**TASK REQUIREMENTS**
Exactly and in full, give the records again.

Items from an interface collection:

# # # # #

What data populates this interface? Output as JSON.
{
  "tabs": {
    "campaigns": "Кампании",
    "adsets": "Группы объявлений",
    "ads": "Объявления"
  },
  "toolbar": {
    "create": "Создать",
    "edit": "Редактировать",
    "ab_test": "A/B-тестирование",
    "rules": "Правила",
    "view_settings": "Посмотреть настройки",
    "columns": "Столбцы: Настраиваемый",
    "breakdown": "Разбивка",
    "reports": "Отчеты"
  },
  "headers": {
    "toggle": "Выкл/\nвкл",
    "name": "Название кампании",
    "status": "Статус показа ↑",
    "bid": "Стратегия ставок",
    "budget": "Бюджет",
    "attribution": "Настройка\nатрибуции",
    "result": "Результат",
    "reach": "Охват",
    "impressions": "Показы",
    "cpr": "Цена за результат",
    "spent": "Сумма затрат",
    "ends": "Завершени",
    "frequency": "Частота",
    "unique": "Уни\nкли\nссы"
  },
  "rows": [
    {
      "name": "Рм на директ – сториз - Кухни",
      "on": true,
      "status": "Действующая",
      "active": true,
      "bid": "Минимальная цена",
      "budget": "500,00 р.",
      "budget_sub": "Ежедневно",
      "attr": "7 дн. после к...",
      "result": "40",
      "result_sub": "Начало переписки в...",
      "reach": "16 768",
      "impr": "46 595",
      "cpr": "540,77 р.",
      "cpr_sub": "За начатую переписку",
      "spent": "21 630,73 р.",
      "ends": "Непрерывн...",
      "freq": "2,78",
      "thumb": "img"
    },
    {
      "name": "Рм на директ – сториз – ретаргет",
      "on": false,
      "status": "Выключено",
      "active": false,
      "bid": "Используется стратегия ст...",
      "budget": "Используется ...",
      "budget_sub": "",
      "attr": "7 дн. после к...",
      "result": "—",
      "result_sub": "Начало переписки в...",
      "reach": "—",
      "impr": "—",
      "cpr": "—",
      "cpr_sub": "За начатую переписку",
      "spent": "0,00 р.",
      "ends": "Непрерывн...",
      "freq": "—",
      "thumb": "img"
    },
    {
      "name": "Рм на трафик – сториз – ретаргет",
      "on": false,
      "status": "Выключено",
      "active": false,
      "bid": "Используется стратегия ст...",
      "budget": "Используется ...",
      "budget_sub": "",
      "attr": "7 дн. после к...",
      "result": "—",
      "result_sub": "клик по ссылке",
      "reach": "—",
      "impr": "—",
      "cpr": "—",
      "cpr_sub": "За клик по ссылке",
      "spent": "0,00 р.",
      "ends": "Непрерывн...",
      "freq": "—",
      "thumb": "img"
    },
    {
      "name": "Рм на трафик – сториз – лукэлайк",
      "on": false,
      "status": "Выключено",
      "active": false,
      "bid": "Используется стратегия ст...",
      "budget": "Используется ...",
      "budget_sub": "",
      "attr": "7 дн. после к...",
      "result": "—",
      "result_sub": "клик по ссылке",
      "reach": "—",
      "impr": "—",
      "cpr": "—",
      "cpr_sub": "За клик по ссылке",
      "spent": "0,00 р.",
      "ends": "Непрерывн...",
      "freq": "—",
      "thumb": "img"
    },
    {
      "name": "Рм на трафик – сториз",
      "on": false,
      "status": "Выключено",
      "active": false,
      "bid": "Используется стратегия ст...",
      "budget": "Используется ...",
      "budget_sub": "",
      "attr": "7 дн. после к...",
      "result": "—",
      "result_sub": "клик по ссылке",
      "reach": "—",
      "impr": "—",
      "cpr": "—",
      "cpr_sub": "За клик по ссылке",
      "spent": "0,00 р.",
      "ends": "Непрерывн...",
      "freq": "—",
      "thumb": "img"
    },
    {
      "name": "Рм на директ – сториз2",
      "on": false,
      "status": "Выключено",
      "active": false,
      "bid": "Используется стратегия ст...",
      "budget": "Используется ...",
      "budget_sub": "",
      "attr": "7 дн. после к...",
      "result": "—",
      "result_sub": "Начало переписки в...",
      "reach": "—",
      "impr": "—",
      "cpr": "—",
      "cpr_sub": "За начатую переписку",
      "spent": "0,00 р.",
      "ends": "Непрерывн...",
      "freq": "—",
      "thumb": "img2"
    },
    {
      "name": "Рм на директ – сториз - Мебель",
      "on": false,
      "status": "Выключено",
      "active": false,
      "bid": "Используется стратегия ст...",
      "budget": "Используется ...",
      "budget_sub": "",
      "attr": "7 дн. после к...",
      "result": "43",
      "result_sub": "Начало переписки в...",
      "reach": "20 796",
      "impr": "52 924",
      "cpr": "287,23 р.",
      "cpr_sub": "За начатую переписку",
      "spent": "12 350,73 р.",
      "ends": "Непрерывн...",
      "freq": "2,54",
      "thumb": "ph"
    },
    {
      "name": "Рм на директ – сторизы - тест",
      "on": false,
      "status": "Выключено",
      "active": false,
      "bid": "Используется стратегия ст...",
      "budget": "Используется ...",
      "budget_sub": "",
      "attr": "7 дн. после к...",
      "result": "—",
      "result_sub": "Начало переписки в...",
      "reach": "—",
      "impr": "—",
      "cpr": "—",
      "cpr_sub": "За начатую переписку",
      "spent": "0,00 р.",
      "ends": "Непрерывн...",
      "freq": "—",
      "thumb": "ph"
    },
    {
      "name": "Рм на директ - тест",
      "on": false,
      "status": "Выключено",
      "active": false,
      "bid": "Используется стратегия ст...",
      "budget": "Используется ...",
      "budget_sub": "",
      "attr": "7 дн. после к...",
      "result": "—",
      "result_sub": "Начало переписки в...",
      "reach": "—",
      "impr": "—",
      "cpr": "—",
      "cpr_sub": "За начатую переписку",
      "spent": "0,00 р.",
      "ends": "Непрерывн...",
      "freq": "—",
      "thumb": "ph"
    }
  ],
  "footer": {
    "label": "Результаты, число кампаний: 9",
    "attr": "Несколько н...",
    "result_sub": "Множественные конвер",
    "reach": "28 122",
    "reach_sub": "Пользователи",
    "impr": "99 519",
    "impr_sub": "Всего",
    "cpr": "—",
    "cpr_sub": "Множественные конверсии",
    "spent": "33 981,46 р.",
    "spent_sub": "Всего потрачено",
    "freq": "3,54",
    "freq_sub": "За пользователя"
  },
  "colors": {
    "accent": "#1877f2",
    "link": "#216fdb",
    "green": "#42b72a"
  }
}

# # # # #

**WRITTEN SOLUTION**
What data populates this interface? Output as JSON.
{
  "tabs": {
    "campaigns": "Кампании",
    "adsets": "Группы объявлений",
    "ads": "Объявления"
  },
  "toolbar": {
    "create": "Создать",
    "edit": "Редактировать",
    "ab_test": "A/B-тестирование",
    "rules": "Правила",
    "view_settings": "Посмотреть настройки",
    "columns": "Столбцы: Настраиваемый",
    "breakdown": "Разбивка",
    "reports": "Отчеты"
  },
  "headers": {
    "toggle": "Выкл/\nвкл",
    "name": "Название кампании",
    "status": "Статус показа ↑",
    "bid": "Стратегия ставок",
    "budget": "Бюджет",
    "attribution": "Настройка\nатрибуции",
    "result": "Результат",
    "reach": "Охват",
    "impressions": "Показы",
    "cpr": "Цена за результат",
    "spent": "Сумма затрат",
    "ends": "Завершени",
    "frequency": "Частота",
    "unique": "Уни\nкли\nссы"
  },
  "rows": [
    {
      "name": "Рм на директ – сториз - Кухни",
      "on": true,
      "status": "Действующая",
      "active": true,
      "bid": "Минимальная цена",
      "budget": "500,00 р.",
      "budget_sub": "Ежедневно",
      "attr": "7 дн. после к...",
      "result": "40",
      "result_sub": "Начало переписки в...",
      "reach": "16 768",
      "impr": "46 595",
      "cpr": "540,77 р.",
      "cpr_sub": "За начатую переписку",
      "spent": "21 630,73 р.",
      "ends": "Непрерывн...",
      "freq": "2,78",
      "thumb": "img"
    },
    {
      "name": "Рм на директ – сториз – ретаргет",
      "on": false,
      "status": "Выключено",
      "active": false,
      "bid": "Используется стратегия ст...",
      "budget": "Используется ...",
      "budget_sub": "",
      "attr": "7 дн. после к...",
      "result": "—",
      "result_sub": "Начало переписки в...",
      "reach": "—",
      "impr": "—",
      "cpr": "—",
      "cpr_sub": "За начатую переписку",
      "spent": "0,00 р.",
      "ends": "Непрерывн...",
      "freq": "—",
      "thumb": "img"
    },
    {
      "name": "Рм на трафик – сториз – ретаргет",
      "on": false,
      "status": "Выключено",
      "active": false,
      "bid": "Используется стратегия ст...",
      "budget": "Используется ...",
      "budget_sub": "",
      "attr": "7 дн. после к...",
      "result": "—",
      "result_sub": "клик по ссылке",
      "reach": "—",
      "impr": "—",
      "cpr": "—",
      "cpr_sub": "За клик по ссылке",
      "spent": "0,00 р.",
      "ends": "Непрерывн...",
      "freq": "—",
      "thumb": "img"
    },
    {
      "name": "Рм на трафик – сториз – лукэлайк",
      "on": false,
      "status": "Выключено",
      "active": false,
      "bid": "Используется стратегия ст...",
      "budget": "Используется ...",
      "budget_sub": "",
      "attr": "7 дн. после к...",
      "result": "—",
      "result_sub": "клик по ссылке",
      "reach": "—",
      "impr": "—",
      "cpr": "—",
      "cpr_sub": "За клик по ссылке",
      "spent": "0,00 р.",
      "ends": "Непрерывн...",
      "freq": "—",
      "thumb": "img"
    },
    {
      "name": "Рм на трафик – сториз",
      "on": false,
      "status": "Выключено",
      "active": false,
      "bid": "Используется стратегия ст...",
      "budget": "Используется ...",
      "budget_sub": "",
      "attr": "7 дн. после к...",
      "result": "—",
      "result_sub": "клик по ссылке",
      "reach": "—",
      "impr": "—",
      "cpr": "—",
      "cpr_sub": "За клик по ссылке",
      "spent": "0,00 р.",
      "ends": "Непрерывн...",
      "freq": "—",
      "thumb": "img"
    },
    {
      "name": "Рм на директ – сториз2",
      "on": false,
      "status": "Выключено",
      "active": false,
      "bid": "Используется стратегия ст...",
      "budget": "Используется ...",
      "budget_sub": "",
      "attr": "7 дн. после к...",
      "result": "—",
      "result_sub": "Начало переписки в...",
      "reach": "—",
      "impr": "—",
      "cpr": "—",
      "cpr_sub": "За начатую переписку",
      "spent": "0,00 р.",
      "ends": "Непрерывн...",
      "freq": "—",
      "thumb": "img2"
    },
    {
      "name": "Рм на директ – сториз - Мебель",
      "on": false,
      "status": "Выключено",
      "active": false,
      "bid": "Используется стратегия ст...",
      "budget": "Используется ...",
      "budget_sub": "",
      "attr": "7 дн. после к...",
      "result": "43",
      "result_sub": "Начало переписки в...",
      "reach": "20 796",
      "impr": "52 924",
      "cpr": "287,23 р.",
      "cpr_sub": "За начатую переписку",
      "spent": "12 350,73 р.",
      "ends": "Непрерывн...",
      "freq": "2,54",
      "thumb": "ph"
    },
    {
      "name": "Рм на директ – сторизы - тест",
      "on": false,
      "status": "Выключено",
      "active": false,
      "bid": "Используется стратегия ст...",
      "budget": "Используется ...",
      "budget_sub": "",
      "attr": "7 дн. после к...",
      "result": "—",
      "result_sub": "Начало переписки в...",
      "reach": "—",
      "impr": "—",
      "cpr": "—",
      "cpr_sub": "За начатую переписку",
      "spent": "0,00 р.",
      "ends": "Непрерывн...",
      "freq": "—",
      "thumb": "ph"
    },
    {
      "name": "Рм на директ - тест",
      "on": false,
      "status": "Выключено",
      "active": false,
      "bid": "Используется стратегия ст...",
      "budget": "Используется ...",
      "budget_sub": "",
      "attr": "7 дн. после к...",
      "result": "—",
      "result_sub": "Начало переписки в...",
      "reach": "—",
      "impr": "—",
      "cpr": "—",
      "cpr_sub": "За начатую переписку",
      "spent": "0,00 р.",
      "ends": "Непрерывн...",
      "freq": "—",
      "thumb": "ph"
    }
  ],
  "footer": {
    "label": "Результаты, число кампаний: 9",
    "attr": "Несколько н...",
    "result_sub": "Множественные конвер",
    "reach": "28 122",
    "reach_sub": "Пользователи",
    "impr": "99 519",
    "impr_sub": "Всего",
    "cpr": "—",
    "cpr_sub": "Множественные конверсии",
    "spent": "33 981,46 р.",
    "spent_sub": "Всего потрачено",
    "freq": "3,54",
    "freq_sub": "За пользователя"
  },
  "colors": {
    "accent": "#1877f2",
    "link": "#216fdb",
    "green": "#42b72a"
  }
}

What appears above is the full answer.